Some of McNair’s best poems remind me of the mid-career work of James Wright, conjuring epiphanies in the scarred, hardscrabble mill towns of the Midwest. But where Wright’s empathic imagination seems removed and isolated, in a kind of ghostly alienation from its marginal, working-class subjects, McNair’s poems feel more grounded, written in the voice of an insider—less like Frost’s poems of lonely field walkers and more like Heaney’s poems about farming people, with whom he is still happy to identify.
And this poetry is often funny. The key to the humor is a point-of-view elastic enough to inhabit a dog who, in the poem “Sleep,” sees us “looking into a humming / square of light” and understands that “we are not looking, exactly, but sleeping / with our eyes open, then goes to sleep / himself.” Furthermore, titles like “Hymn to the Comb-Over,” “Love Handles,” or “Poem for My Feet” show authentic self-deprecation (the big feet are apparently McNair’s) and insightful bemusement.
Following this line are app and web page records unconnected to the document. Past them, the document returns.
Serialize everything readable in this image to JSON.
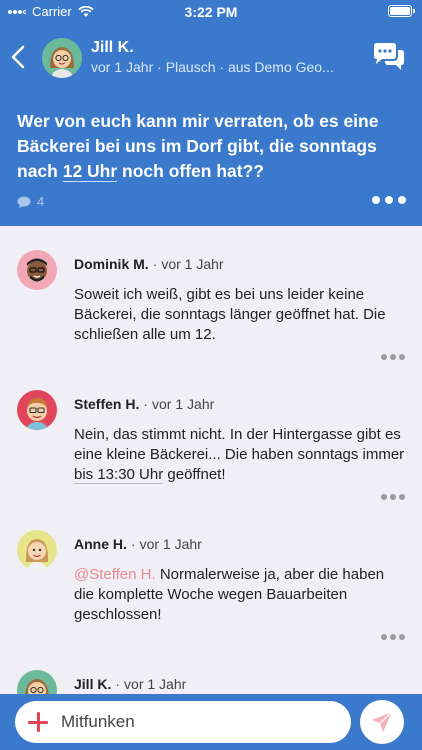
{
  "status_bar": {
    "carrier": "Carrier",
    "time": "3:22 PM"
  },
  "header": {
    "name": "Jill K.",
    "meta": "vor 1 Jahr · Plausch · aus Demo Geo...",
    "post_before": "Wer von euch kann mir verraten, ob es eine Bäckerei bei uns im Dorf gibt, die sonntags nach ",
    "post_link": "12 Uhr",
    "post_after": " noch offen hat??",
    "comment_count": "4"
  },
  "comments": [
    {
      "author": "Dominik M.",
      "separator": "·",
      "ago": "vor 1 Jahr",
      "text": "Soweit ich weiß, gibt es bei uns leider keine Bäckerei, die sonntags länger geöffnet hat. Die schließen alle um 12."
    },
    {
      "author": "Steffen H.",
      "separator": "·",
      "ago": "vor 1 Jahr",
      "text_before": "Nein, das stimmt nicht. In der Hintergasse gibt es eine kleine Bäckerei... Die haben sonntags immer ",
      "text_link": "bis 13:30 Uhr",
      "text_after": " geöffnet!"
    },
    {
      "author": "Anne H.",
      "separator": "·",
      "ago": "vor 1 Jahr",
      "mention": "@Steffen H.",
      "text_after": " Normalerweise ja, aber die haben die komplette Woche wegen Bauarbeiten geschlossen!"
    },
    {
      "author": "Jill K.",
      "separator": "·",
      "ago": "vor 1 Jahr"
    }
  ],
  "composer": {
    "placeholder": "Mitfunken"
  },
  "colors": {
    "brand_blue": "#3a79cc",
    "accent_red": "#e0455b",
    "mention_pink": "#e88a94",
    "background": "#f0eff5"
  },
  "icons": [
    "wifi-icon",
    "battery-icon",
    "back-chevron-icon",
    "chat-bubbles-icon",
    "comment-bubble-icon",
    "more-dots-icon",
    "plus-icon",
    "send-icon"
  ]
}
This is poetry that seems to know its proper scale and rarely, if ever, overreaches. Still, its mundane autobiographical materials, as in mid-career poems like “The Good-Boy Suit” or “Shovels,” occasionally rely too heavily on one metaphorical image to redeem memories of the poet’s upbringing. But when such materials are worked fully into the social context that is McNair’s metier, as in “The Boy Carrying the Flag,” or when the personal is refracted away from self, as in the movingly elegiac “My Mother Enters Heaven,” McNair’s work demonstrates that personal or “confessional” poetry belongs as much to the people of “Don’t Blink, / Can’t Dance, / or Town of No” as it does to Robert Lowell, who only summered in Maine and who could claim representative material as part of his ancestral birthright.
McNair’s work does not try to shift any paradigm: it does not push language or form—or consciousness itself—toward any radically experimental presentations. But if he does not follow Pound’s modernist imperative to “make it new,” he does succeed in making a poetry that is recognizably and distinctively his own and a poetry that many readers will recognize as their own.